Challenges and Lessons Learned •The dilemma of too early or too late? •Needs and dialogue •The normalisation of support •Integrated working •Role of national and local government and partners •The European perspective
Too early or too late? •Balancing universal and specialised services: do youth and family centres close the gap? •Dilemma’s of early intervention: in whose interest? •The need for a care continuum •Evidence - output or outcome?
Parenting Support Programes in the Netherlands: a few examples Triple PKaleidoscoop (High Scope) Opstapje Home Start Drukke kinderen Homeparty Moeders informeren moeders Basic Trustmethode Als het misgaat... bel ik jou Horizonmethodiek Beter Omgaan met PubersBemoeizorg in de jeugdgezondheidszorg Gordon-cursus "Effectief omgaan met kinderen” Opvoeden & zo Jij bent belangrijk (JBB) Ouder-baby interventie Peuter in Zicht!

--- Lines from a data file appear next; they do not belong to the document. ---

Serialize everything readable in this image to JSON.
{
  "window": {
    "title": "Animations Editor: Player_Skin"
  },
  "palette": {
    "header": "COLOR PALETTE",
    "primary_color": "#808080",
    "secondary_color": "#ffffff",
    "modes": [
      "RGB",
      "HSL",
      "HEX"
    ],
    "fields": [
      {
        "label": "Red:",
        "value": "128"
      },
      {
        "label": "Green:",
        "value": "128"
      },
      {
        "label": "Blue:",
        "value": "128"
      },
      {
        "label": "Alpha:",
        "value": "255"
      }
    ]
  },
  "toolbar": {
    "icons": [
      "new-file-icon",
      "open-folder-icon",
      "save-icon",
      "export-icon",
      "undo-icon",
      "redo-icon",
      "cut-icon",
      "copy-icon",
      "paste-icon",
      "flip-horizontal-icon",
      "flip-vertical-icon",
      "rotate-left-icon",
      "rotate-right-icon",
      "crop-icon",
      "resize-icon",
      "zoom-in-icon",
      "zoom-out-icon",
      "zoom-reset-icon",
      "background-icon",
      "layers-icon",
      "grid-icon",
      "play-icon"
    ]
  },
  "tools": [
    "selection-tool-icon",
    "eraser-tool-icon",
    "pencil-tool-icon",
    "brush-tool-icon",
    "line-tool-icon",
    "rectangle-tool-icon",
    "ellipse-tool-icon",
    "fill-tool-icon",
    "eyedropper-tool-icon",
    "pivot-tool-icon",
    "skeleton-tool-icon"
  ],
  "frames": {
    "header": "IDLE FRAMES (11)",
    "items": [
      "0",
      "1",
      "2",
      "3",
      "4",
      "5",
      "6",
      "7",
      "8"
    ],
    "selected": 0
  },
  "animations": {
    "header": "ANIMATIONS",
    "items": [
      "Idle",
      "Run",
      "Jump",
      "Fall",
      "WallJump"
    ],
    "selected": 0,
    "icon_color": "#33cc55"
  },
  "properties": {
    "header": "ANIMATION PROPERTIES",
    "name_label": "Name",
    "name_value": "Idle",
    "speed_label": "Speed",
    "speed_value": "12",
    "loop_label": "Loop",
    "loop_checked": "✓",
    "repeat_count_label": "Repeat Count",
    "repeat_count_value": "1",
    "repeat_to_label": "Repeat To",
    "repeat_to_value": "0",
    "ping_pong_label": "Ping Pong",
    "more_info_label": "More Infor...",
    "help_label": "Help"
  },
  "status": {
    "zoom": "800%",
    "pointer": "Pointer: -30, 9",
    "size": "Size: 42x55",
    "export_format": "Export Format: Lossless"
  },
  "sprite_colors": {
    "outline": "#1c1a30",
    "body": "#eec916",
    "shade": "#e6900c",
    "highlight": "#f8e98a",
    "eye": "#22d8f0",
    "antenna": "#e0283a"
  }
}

Groepsmediatietherapie voor ouders met kinderen met ADHD KopOpOuders Online Moeders informeren Moeders (MIM) Kortdurende Video-Hometraining (K-VHT) in gezinnen met jonge kinderen Opstandige kinderen: een compleet oudertrainingsprogramma OUDERS van tegendraadse jeugd Parent-Child Interaction Therapy (PCIT) Praten met kinderen Stap voor StapSignalering en PReventieve INTerventie bij antisociaal gedrag (SPRINT) Stevig Ouderschap (OKé - Ouder- en Kindzorg extra) Voorzorg (Family Nurse Partnership) Vaardigheden Voor Ouders (VVO)Veiligheidsinformatiekaarten Video-feedback Intervention to Promote Positive Parenting and Sensitive Discipline (VIPP-SD)
Needs and dialogue •Do Dutch parents visit the youth and family centres? •Who is in charge of the process? •Managing the best interest of the child and keeping parents aboard •Partnership with parents
The normalisation of support •Positive parenting vs. being a bad parent •Free choice? •Nothing about us without us!
Integrated Working •Who are the children’s services? •One family, one plan •Duty to cooperate? •Managing expectations •Hiding behind confidentiality
Role of national and local government and partners •National frameworks and/or local realities? •Monitoring role •Coordination and provision of services •Evidence and knowledge based
European perspectives •Examples of closing the gap of universal and specialised services •Progressive universalism •Helping parents where their children are •Systemic solutions for keeping children out of care? •Is change possible during economic crisis? •Do we need a European perspective?
Thank you! European conference on parenting support :